Skip to main content

The difference between your car’s trade-in value and retail value could tempt you to sell the vehicle yourself. However, due to the associated hassle and time, a private sale may not be as appealing as trading your car in. Before you visit the dealer’s lot, you should know the following information.

Know your values

Kelly Blue Book is a good source for obtaining vehicle values. It’s important that you be absolutely honest when entering information into the website. Variables like condition and miles can create a wide range of values for the same vehicle. For comparison’s sake, it’s even a good idea to get a value for a step below your vehicle’s condition.

It’s also important to remember that trade-in values will always be lower than what you could sell your car for. A dealership won’t give you more than it’s worth to their business. They’ll want to pay a price that allows them to invest a few hours detailing, possibly doing a few maintenance tasks, and still make 2-4% profit.

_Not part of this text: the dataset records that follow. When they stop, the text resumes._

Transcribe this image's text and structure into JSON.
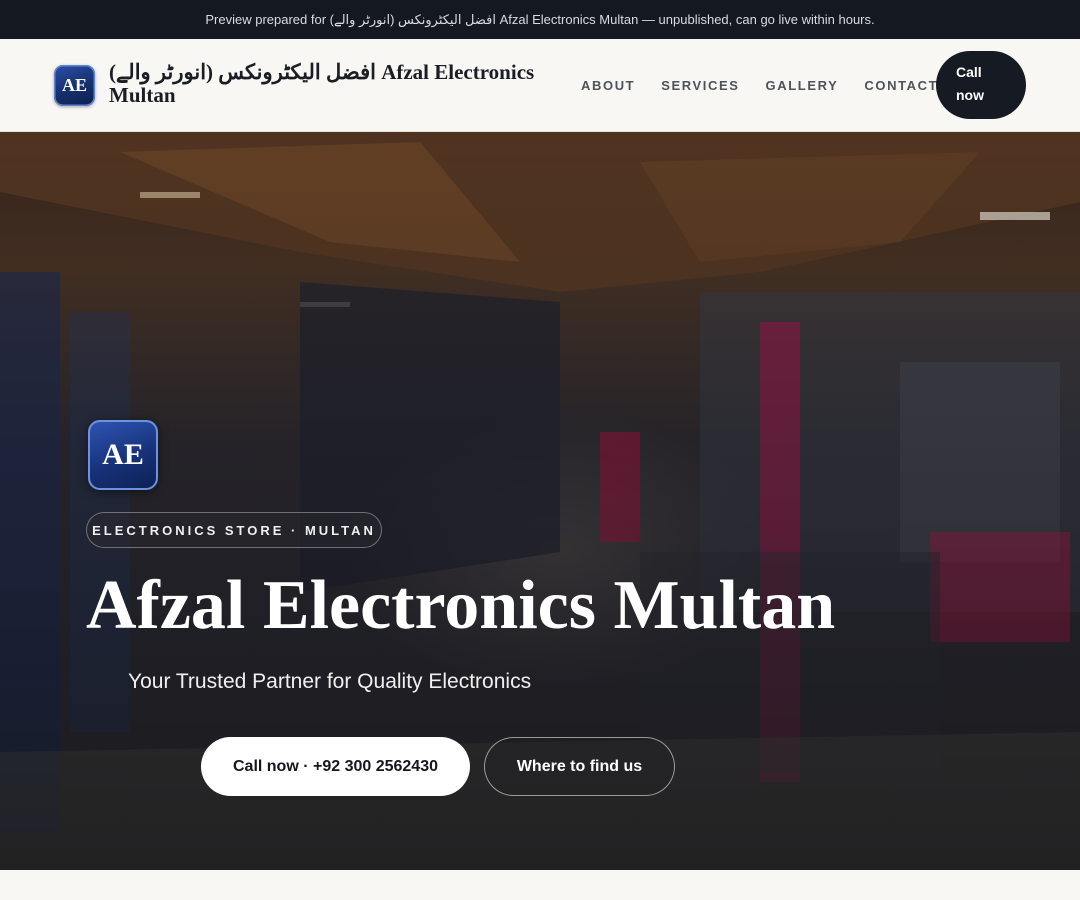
{
  "preview_bar": {
    "text": "Preview prepared for افضل الیکٹرونکس (انورٹر والے) Afzal Electronics Multan — unpublished, can go live within hours."
  },
  "header": {
    "logo_initials": "AE",
    "brand_name": "افضل الیکٹرونکس (انورٹر والے) Afzal Electronics Multan",
    "nav": [
      "ABOUT",
      "SERVICES",
      "GALLERY",
      "CONTACT"
    ],
    "call_button": "Call now"
  },
  "hero": {
    "badge_initials": "AE",
    "eyebrow": "ELECTRONICS STORE · MULTAN",
    "title": "Afzal Electronics Multan",
    "subtitle": "Your Trusted Partner for Quality Electronics",
    "primary_button": "Call now · +92 300 2562430",
    "secondary_button": "Where to find us"
  },
  "colors": {
    "preview_bar_bg": "#141820",
    "header_bg": "#f8f7f4",
    "dark_button": "#161a22",
    "badge_blue": "#17327a",
    "hero_text": "#ffffff"
  }
}
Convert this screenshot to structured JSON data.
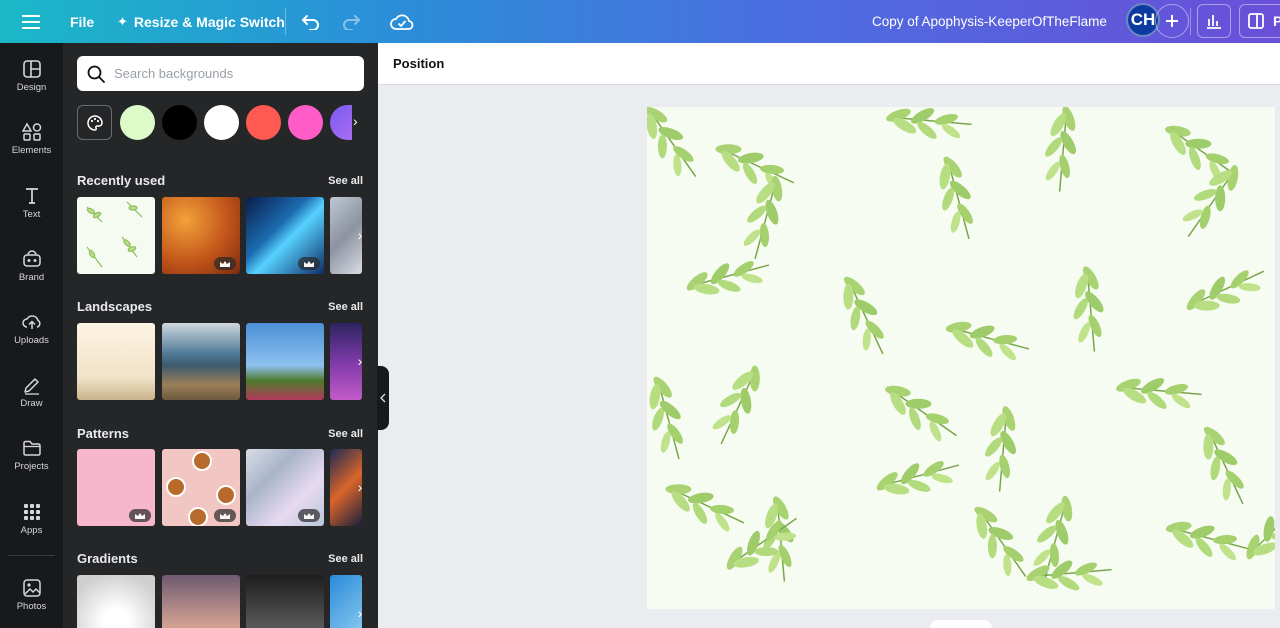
{
  "topbar": {
    "menu_icon": "hamburger-icon",
    "file_label": "File",
    "resize_label": "Resize & Magic Switch",
    "undo_icon": "undo-icon",
    "redo_icon": "redo-icon",
    "save_status_icon": "cloud-check-icon",
    "doc_title": "Copy of Apophysis-KeeperOfTheFlame",
    "avatar_initials": "CH",
    "present_label": "P"
  },
  "rail": {
    "items": [
      {
        "label": "Design",
        "icon": "layout-icon"
      },
      {
        "label": "Elements",
        "icon": "shapes-icon"
      },
      {
        "label": "Text",
        "icon": "text-icon"
      },
      {
        "label": "Brand",
        "icon": "brand-icon"
      },
      {
        "label": "Uploads",
        "icon": "cloud-upload-icon"
      },
      {
        "label": "Draw",
        "icon": "pen-icon"
      },
      {
        "label": "Projects",
        "icon": "folder-icon"
      },
      {
        "label": "Apps",
        "icon": "apps-grid-icon"
      },
      {
        "label": "Photos",
        "icon": "photo-icon"
      }
    ]
  },
  "panel": {
    "search_placeholder": "Search backgrounds",
    "swatch_colors": [
      "#dcfbc8",
      "#000000",
      "#ffffff",
      "#ff5a52",
      "#ff5cc8",
      "#a86cf0"
    ],
    "sections": [
      {
        "title": "Recently used",
        "see_all": "See all"
      },
      {
        "title": "Landscapes",
        "see_all": "See all"
      },
      {
        "title": "Patterns",
        "see_all": "See all"
      },
      {
        "title": "Gradients",
        "see_all": "See all"
      }
    ]
  },
  "workspace": {
    "position_label": "Position"
  },
  "colors": {
    "accent_gradient_start": "#1bb8c8",
    "accent_gradient_end": "#6a4fd8",
    "panel_bg": "#252627",
    "rail_bg": "#18191b"
  }
}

Make it presentable

Most dealerships, even small ones, have a service bay for minor repairs and tune-ups in addition to a detail department. They make your trade-in look and smell like it belongs on a car lot, so don’t spend a lot of time trying to make it perfect before heading to trade it in.

Also, when you tell them you’d like to trade your current vehicle, they’ll want to test-drive it. If they see it’s completely cleaned out and freshly polished this gives them a clue that you may be ready to make a deal. We’ll get into why that’s a bad idea soon.

Research your area

When you find a dealership you are interested in, it’s a good idea to review their inventory in-person to see if they have one or more vehicles similar to yours on the lot already. If they already have a few of the same model — or close to the same year — as your trade-in, it could make it harder to negotiate.

Negotiation tactics

As soon as you exit your vehicle on the lot, you’ll likely be greeted by an enthusiastic salesperson. They’ll introduce themselves, ask what brings you in, and offer an observation about the weather. Sound cliche? Welcome to the process. 

There is no need to be dishonest. But there is also no need to convey any sense of desire to buy a vehicle today — and especially not any vehicle on this particular lot. Avoid phrases like, “I need to trade this car,” “I need something more reliable,” or “better gas mileage.” 

You should be ready to walk away if the deal doesn’t seem fair. But remember, a fair deal is the best you can hope for. Walk away if you don’t feel they are giving you a fair value for your trade-in. Walk away, too, if they’re asking too much for the car you want to buy or add-ons.

Do not let the amount of time invested seem like you’ve reached a point of no return.